When you create a transform to customize a Windows Installer package, do not change the product code of the package. If you change the product code, you must verify the assignment and publishing of the package with the new product code works as if it were an upgrade or it might not be available to the users who already have the existing package (with the old product code).
Modifying Windows Installer Package Properties
You can customize the summary information screen of a Windows Installer package to fit the needs of your organization and your users. For example, you can include support information for your company to make it easier for your users to access support for the application being installed.
The information that you add is displayed when a user selects additional information in Add/Remove Programs in Control Panel.
To add modifications to an application package, use one of the Windows Installer authoring or repackaging tools. The process that you use to modify information and the information that you can modify varies according to the tool that you select.
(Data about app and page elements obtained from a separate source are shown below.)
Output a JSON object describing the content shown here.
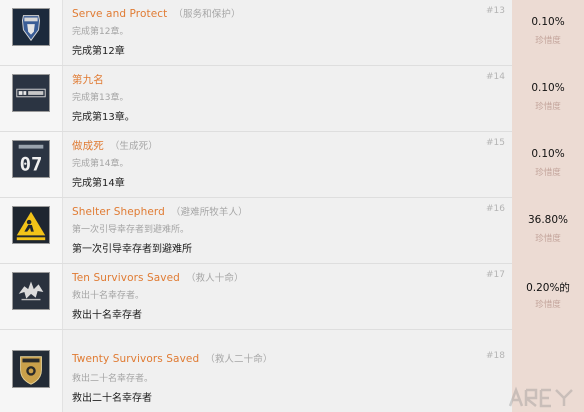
{
  "colors": {
    "title": "#e07b33",
    "subtitle": "#a6a6a6",
    "rarity_bg": "#ecdbd3",
    "row_bg": "#f0f0f0"
  },
  "achievements": [
    {
      "icon": "police-badge-icon",
      "title": "Serve and Protect",
      "subtitle": "（服务和保护）",
      "rank": "#13",
      "desc_gray": "完成第12章。",
      "desc": "完成第12章",
      "rarity": "0.10%",
      "rarity_label": "珍惜度"
    },
    {
      "icon": "ninth-place-logo-icon",
      "title": "第九名",
      "subtitle": "",
      "rank": "#14",
      "desc_gray": "完成第13章。",
      "desc": "完成第13章。",
      "rarity": "0.10%",
      "rarity_label": "珍惜度"
    },
    {
      "icon": "number-07-sign-icon",
      "title": "做成死",
      "subtitle": "（生成死）",
      "rank": "#15",
      "desc_gray": "完成第14章。",
      "desc": "完成第14章",
      "rarity": "0.10%",
      "rarity_label": "珍惜度"
    },
    {
      "icon": "shelter-warning-sign-icon",
      "title": "Shelter Shepherd",
      "subtitle": "（避难所牧羊人）",
      "rank": "#16",
      "desc_gray": "第一次引导幸存者到避难所。",
      "desc": "第一次引导幸存者到避难所",
      "rarity": "36.80%",
      "rarity_label": "珍惜度"
    },
    {
      "icon": "dragon-crest-icon",
      "title": "Ten Survivors Saved",
      "subtitle": "（救人十命）",
      "rank": "#17",
      "desc_gray": "救出十名幸存者。",
      "desc": "救出十名幸存者",
      "rarity": "0.20%的",
      "rarity_label": "珍惜度"
    },
    {
      "icon": "survivor-shield-badge-icon",
      "title": "Twenty Survivors Saved",
      "subtitle": "（救人二十命）",
      "rank": "#18",
      "desc_gray": "救出二十名幸存者。",
      "desc": "救出二十名幸存者",
      "rarity": "",
      "rarity_label": ""
    }
  ]
}
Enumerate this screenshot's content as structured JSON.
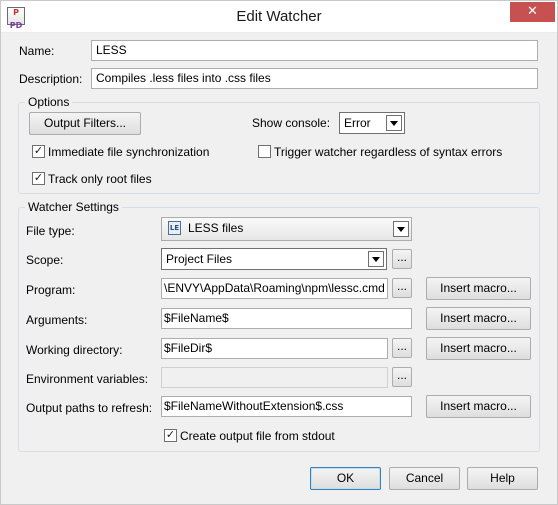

For example, you can use the VERITAS WinINSTALL LE application that is included with Windows 2000 Server to open the package and customize the summary information data.
The summary information screen contains basic data about the Windows Installer package and the application the package installs. It includes the application name, the application publisher, and the version of the application as well as other basic company support information.
You can safely modify the following items on the screen:
Name of Application, Version, and Manufacturer — include product specific information.
Online Support — include your own support information
Phone — include your own support phone numbers
You can damage the entire package if you modify any information outside the basic summary information listed in the previous paragraph. For example, you might unintentionally make the package unavailable to some users.
Distributing Additional Files
Many organizations need to distribute additional files with an application. For example, you might want to distribute a sales quote template with Word and a customized bidding spreadsheet with Excel.
These files can be bundled with the executable file and other source files for the application when you create the package, or you can include them as a transform.
However, these files are often more volatile than the application files. Therefore, you might want to package them in their own Windows Installer package. This package has its own product code, and therefore it can be upgraded on a different schedule than the application. If the files are included as part of the application transform, each time the templates are updated, the entire application transform needs to be deployed again.
When working with your own templates or custom files, it is easy to create new packages using one of the available native authoring tools for Windows Installer packages. You only have to define the files and the location where you want the files to installed, the target location. Build a package to distribute only the updated files, and if necessary, the files are compressed into their own Windows Installer package.